Sgt Dennis Gerard McLaughlin, 10th Field Squadron, Military Medal and Bar

Background 

Dennis Gerard McLaughlin was born in Edmonton, AB in 1917.  The Canadian Press reported him as having been seriously wounded in February 1944, shortly after arriving in Italy with the 10th Field Squadron a few months earlier. He fought bravely through Italy and the Netherlands, becoming one of only ten Canadian soldiers receiving a bar to the Military Medal, the second one for gallantry under fire in Holland. 

Sgt McLaughlin was in 3 Troop led by Lt Doug Graham.  A short description of 3 Troop's time in Italy is included in Doug Graham's story which tells of his actions at Coriano Ridge on the same night, netting him a Military Medal.  See https://cmea-agmc.ca/award/gallantry/lt-james-douglas-graham-10th-field-... details. 

After the war, Sgt McLaughlin re-enrolled in the Royal Canadian Engineers and served until 1968 – including serving in Korea with 23rd Fd Sqn RCE. He retired while serving with Number 3 Engineer Stores Depot in Camp Petawawa. The Construction Engineering headquarters building in CFB Petawawa is named for Staff Sergeant D.G. McLaughlin, MM and Bar, CD.

Citation 

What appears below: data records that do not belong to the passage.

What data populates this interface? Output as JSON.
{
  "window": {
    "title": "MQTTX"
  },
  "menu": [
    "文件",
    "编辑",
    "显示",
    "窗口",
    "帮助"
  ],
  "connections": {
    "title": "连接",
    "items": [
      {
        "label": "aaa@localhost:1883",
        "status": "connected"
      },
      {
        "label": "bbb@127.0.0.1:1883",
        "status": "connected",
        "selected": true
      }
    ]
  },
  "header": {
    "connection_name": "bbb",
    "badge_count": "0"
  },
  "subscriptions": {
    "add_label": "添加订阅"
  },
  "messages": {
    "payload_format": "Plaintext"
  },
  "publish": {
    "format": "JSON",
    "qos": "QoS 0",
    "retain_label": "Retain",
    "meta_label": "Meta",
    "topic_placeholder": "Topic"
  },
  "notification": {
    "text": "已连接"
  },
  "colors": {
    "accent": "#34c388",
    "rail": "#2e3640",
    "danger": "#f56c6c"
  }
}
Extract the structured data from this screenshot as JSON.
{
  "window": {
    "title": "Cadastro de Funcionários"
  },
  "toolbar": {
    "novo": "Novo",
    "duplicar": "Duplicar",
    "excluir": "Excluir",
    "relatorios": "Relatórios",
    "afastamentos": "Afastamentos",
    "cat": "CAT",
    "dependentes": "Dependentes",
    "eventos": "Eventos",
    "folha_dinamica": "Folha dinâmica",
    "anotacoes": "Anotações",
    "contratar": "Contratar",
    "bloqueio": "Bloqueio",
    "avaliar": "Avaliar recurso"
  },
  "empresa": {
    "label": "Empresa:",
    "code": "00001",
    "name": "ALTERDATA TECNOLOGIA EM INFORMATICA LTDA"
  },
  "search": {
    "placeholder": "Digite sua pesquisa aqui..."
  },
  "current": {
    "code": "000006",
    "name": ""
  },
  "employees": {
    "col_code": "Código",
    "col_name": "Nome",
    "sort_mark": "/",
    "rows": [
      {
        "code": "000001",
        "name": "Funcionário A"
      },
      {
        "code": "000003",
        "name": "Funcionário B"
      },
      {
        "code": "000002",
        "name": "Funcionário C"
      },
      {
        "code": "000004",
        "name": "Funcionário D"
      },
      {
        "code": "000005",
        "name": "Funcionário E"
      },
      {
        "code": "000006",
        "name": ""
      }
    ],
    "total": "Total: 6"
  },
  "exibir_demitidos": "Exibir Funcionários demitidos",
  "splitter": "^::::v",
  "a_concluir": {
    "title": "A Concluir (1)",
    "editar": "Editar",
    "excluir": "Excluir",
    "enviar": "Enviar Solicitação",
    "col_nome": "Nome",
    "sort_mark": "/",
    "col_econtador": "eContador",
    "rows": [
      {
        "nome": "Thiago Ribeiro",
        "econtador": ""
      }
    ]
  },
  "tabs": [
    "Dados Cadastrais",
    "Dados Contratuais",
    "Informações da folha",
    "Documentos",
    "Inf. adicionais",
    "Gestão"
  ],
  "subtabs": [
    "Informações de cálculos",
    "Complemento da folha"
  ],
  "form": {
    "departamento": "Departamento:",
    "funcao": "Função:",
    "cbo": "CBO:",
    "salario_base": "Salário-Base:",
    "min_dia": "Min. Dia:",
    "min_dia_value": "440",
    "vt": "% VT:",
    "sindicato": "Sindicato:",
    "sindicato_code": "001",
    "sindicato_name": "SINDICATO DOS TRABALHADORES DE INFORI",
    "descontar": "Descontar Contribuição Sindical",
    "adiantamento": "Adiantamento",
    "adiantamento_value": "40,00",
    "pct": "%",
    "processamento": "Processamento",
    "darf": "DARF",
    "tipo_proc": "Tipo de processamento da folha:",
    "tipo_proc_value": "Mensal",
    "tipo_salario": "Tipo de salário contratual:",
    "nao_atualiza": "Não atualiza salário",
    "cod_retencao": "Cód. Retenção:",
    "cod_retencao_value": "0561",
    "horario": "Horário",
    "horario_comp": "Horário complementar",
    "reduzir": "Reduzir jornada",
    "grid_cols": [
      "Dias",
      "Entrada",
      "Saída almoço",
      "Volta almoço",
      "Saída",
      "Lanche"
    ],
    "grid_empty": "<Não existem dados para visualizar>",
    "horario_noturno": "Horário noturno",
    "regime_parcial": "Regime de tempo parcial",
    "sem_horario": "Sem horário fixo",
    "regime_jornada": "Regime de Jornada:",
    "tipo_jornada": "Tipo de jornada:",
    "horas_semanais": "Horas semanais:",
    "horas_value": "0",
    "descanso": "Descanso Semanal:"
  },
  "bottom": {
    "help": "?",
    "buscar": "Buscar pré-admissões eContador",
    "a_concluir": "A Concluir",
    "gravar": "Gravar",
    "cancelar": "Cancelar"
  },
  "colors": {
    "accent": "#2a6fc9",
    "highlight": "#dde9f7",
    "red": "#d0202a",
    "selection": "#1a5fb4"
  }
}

On the night of 12/13 September 1944, 11 Canadian Infantry Brigade was attacking the Coriano Ridge. No.3 Troop, 10 Field Company [sic], was detailed to open one wheeled and one tracked diversion across the Besanica, all bridges having previously been demolished. From 0100 hours on, the crossings were under continuous mortar fire and light machine gun fire from Coriano. Shelling was intermittent but heavy and made it impossible to work anywhere in the area. By 0500 hours it was apparent that tanks and supporting weapons were vital to success as enemy armour was moving in on the leading companies. Appreciating the situation and with full knowledge of the risks involved, Sergeant McLaughlin on his own initiative led a Sherman bulldozer down to the diversion. The light was not sufficient for the machine to work alone and Sergeant McLaughlin, under continuous fire, personally directed the work of the Sherman and successfully completed the crossing. By his personal bravery and coolness under heavy fire, Sergeant McLaughlin enabled armour to cross the Besanica in time to counter the enemy thrust and thus made it possible for the infantry capture of the ridge. During the period 1 September-31 December 1944, Sergeant McLaughlin has continued to lead his troop in an outstanding manner, often beyond the line of normal duty, particularly when under fire.